Somewhat true, but staying overnight with him would get her into even more trouble.
“They’ll probably kill you first,” She giggled softly at his fallen mouth, “but I left the car at school. I’ll just take myself home.”
His face contorted, the worry lines were deep and she wondered why. He didn’t argue with her though, and took her back.
“I’ll be right behind you.”
He didn’t leave any room for argument. She drove home, far too aware of his lights behind her. This was sweet right? She should thank him for making sure she got home safely.
To her surprise, he followed her all the way in, and even walked her to her door; something most people did not do.
She snapped to attention when he started talking.
He rubbed the back the back of his neck nervously.
Aww, well wasn’t he just so cute.
She didn’t mean to laugh at him, and he didn’t appreciate it.
“You’re making fun of me.” He frowned.
“No, of course not.” Yes, she was. “I had a great time today.

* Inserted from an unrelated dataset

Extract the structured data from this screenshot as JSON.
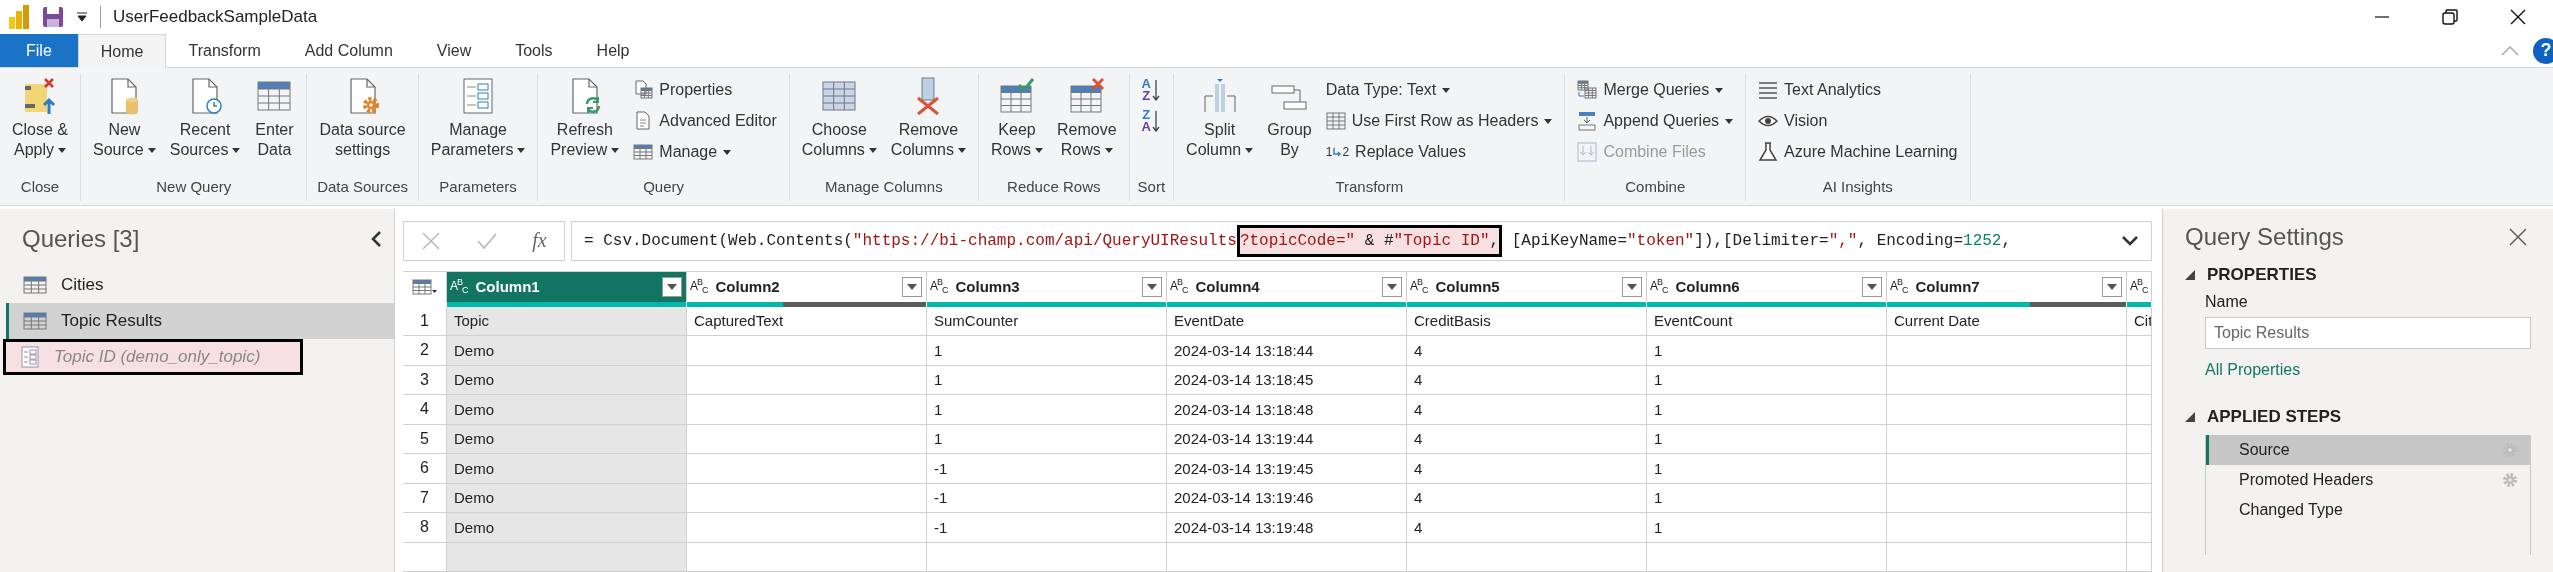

I really needed that.”
“Say the word and we can do this again,” and he leaned in, giving her a soft peck on the cheek.
“What are we five?” She laughed.
“Anything more than that and I’d probably drag you back to my place.”
She stared him, shocked by his honesty, and wanted to test the truth behind his words when the door behind her was thrown open.
“To school and back,” her father snapped. “Those were your only destinations yet you are hours late to return home.”
She wanted to dig a hole and crawl into it. This was far from how she wanted to end her night. The embarrassment washed over, masking the heat she was started to feel from her proximity to Kaleb. Suddenly, going home with him seemed like a grand idea.
“And who the hell is this?”
“Hey,” he saluted her father, “Kaleb Sabre, returning your daughter home safely.”
Her father straightened himself out, almost making himself appear larger. He raked a hard glance over Kaleb. “Inside.” He told Marissa.
“Just buy a leash for me already.” She groaned and threw her hands up in defeat. She had seen Butch in the corner of her eye and knew that resisting her father would lead to him hauling her inside. It was best to leave the theatrics alone. “And a fancy bell while you’re at it. God forbid you can’t hear my every step.”
Butch stood in her way and she brushed past him. Her mother was gliding down the stairs in that creepy elegant way she did and she too was ignored. She was about to say something and Marissa cut her off with a curt “Not now.”
“You will do well to leave my daughter alone.” Mr. Coldwell responded, his voice dripping with malice.
Kaleb dropped his hands into his pockets, raising his brow at the clear threat.
“I won’t give you another warning.” Suddenly Butch was at the man’s side, the aura radiating off him was just as threatening.
Kaleb, however, remained unfazed.
“Yeah, I heard you.” He turned and began walking away. “I just hope you know what you’re in for.”